Dr Robert Muller: I often think that U Thant's four categories of human qualities — physical, intellectual, moral and spiritual — could well form the basis for a world agenda of human goals. From your writings, I notice that these categories are also quite fundamental to you. But you add to it a fifth, which you call the vital. Could you elaborate on it?

Sri Chinmoy: As there are physical, intellectual, moral and spiritual worlds, even so, there is also a vital world. This vital world is situated between the physical and the intellectual world. Again, this vital world has two aspects: the human vital and the divine vital.
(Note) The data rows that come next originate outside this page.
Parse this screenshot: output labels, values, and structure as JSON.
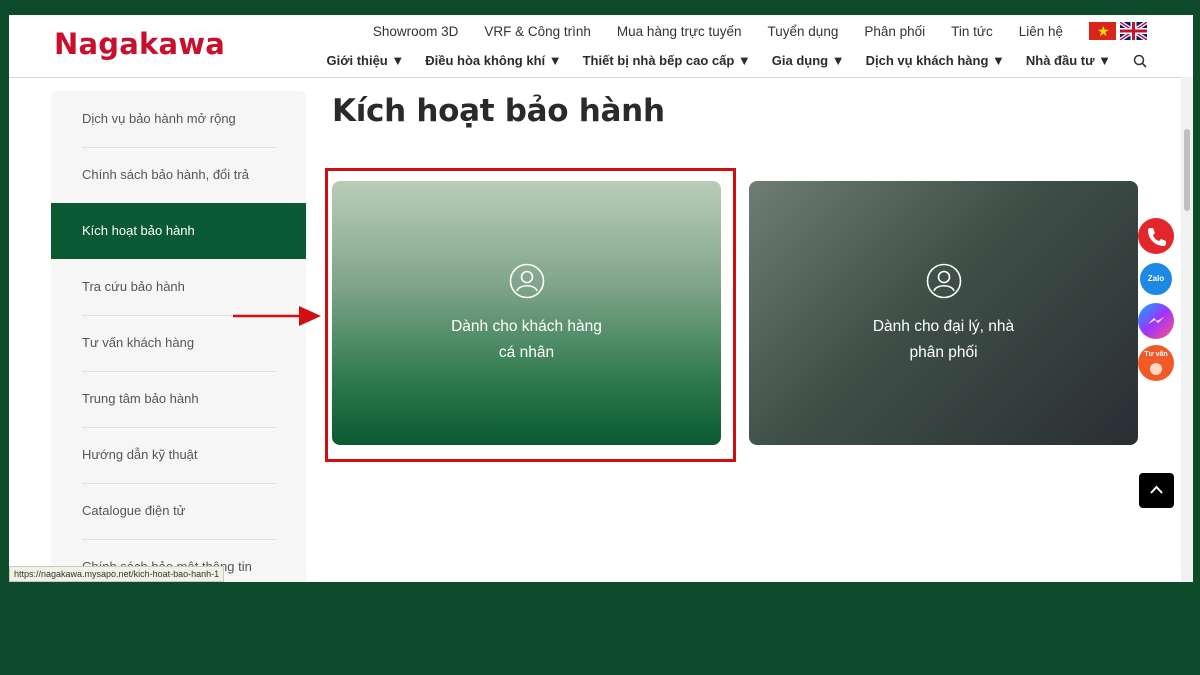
{
  "header": {
    "logo": "Nagakawa",
    "top_links": [
      "Showroom 3D",
      "VRF & Công trình",
      "Mua hàng trực tuyến",
      "Tuyển dụng",
      "Phân phối",
      "Tin tức",
      "Liên hệ"
    ],
    "main_nav": [
      "Giới thiệu ▼",
      "Điều hòa không khí ▼",
      "Thiết bị nhà bếp cao cấp ▼",
      "Gia dụng ▼",
      "Dịch vụ khách hàng ▼",
      "Nhà đầu tư ▼"
    ]
  },
  "sidebar": {
    "items": [
      {
        "label": "Dịch vụ bảo hành mở rộng"
      },
      {
        "label": "Chính sách bảo hành, đổi trả"
      },
      {
        "label": "Kích hoạt bảo hành"
      },
      {
        "label": "Tra cứu bảo hành"
      },
      {
        "label": "Tư vấn khách hàng"
      },
      {
        "label": "Trung tâm bảo hành"
      },
      {
        "label": "Hướng dẫn kỹ thuật"
      },
      {
        "label": "Catalogue điện tử"
      },
      {
        "label": "Chính sách bảo mật thông tin"
      }
    ],
    "active_index": 2
  },
  "main": {
    "title": "Kích hoạt bảo hành",
    "cards": [
      {
        "line1": "Dành cho khách hàng",
        "line2": "cá nhân"
      },
      {
        "line1": "Dành cho đại lý, nhà",
        "line2": "phân phối"
      }
    ]
  },
  "floating": {
    "zalo": "Zalo",
    "advise": "Tư vấn"
  },
  "status_url": "https://nagakawa.mysapo.net/kich-hoat-bao-hanh-1",
  "colors": {
    "brand_red": "#c8102e",
    "brand_green": "#0b5a33",
    "highlight": "#d01010"
  }
}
The human vital is nothing short of aggression; it wants only to devour the world. It always says, "I know how to conquer, I know how to possess." But the divine or dynamic vital wants only to energise the world that is fast asleep. Millions of people are not aware of God, truth or light. With the divine vital we can arouse the slumbering humanity. The divine vital says, "I know how to spread; also I know what to spread, why to spread, how to spread and where to spread. What to spread? My love-wings! Why to spread? Because that is the only way I can have satisfaction. How to spread? Soulfully and unreservedly! Where to spread? Where there is an urgent need, a sincere need, an undying need."

When Julius Caesar said, "Veni, vidi, vici — I came, I saw, I conquered," it was the human vital in him that was speaking. This is the vital that enjoys satisfaction through destruction. Needless to say, this kind of satisfaction is no satisfaction at all. The other kind of satisfaction is what the Saviour taught us when out of his oneness with humanity he said, "Father, forgive them, for they know not what they do." Here the Christ teaches us that true satisfaction comes only through oneness.

Oneness can exist on any plane of consciousness. On the physical plane, for example, the head is at a particular place, the arms are at another place and the legs are at a third place. But they have established their oneness because they are all part and parcel of the body-reality. This same kind of oneness has to be discovered on every other plane. When the Christ, out of his fathomless magnanimity, asks his Father for humanity's redemption, we see him identifying himself with humanity's unlit reality. This is the reality that needs his Father's immediate Compassion and express Forgiveness.

The human vital says, "Behold, I have!" And when we see what it has, we are disappointed, distraught and disgusted; we curse ourselves for our stupid action. The divine vital says, "I am, because You have made me. And I shall remain always so by offering to You consciously and constantly all that I am and all that I have. In this way I become my own universal and transcendental Self."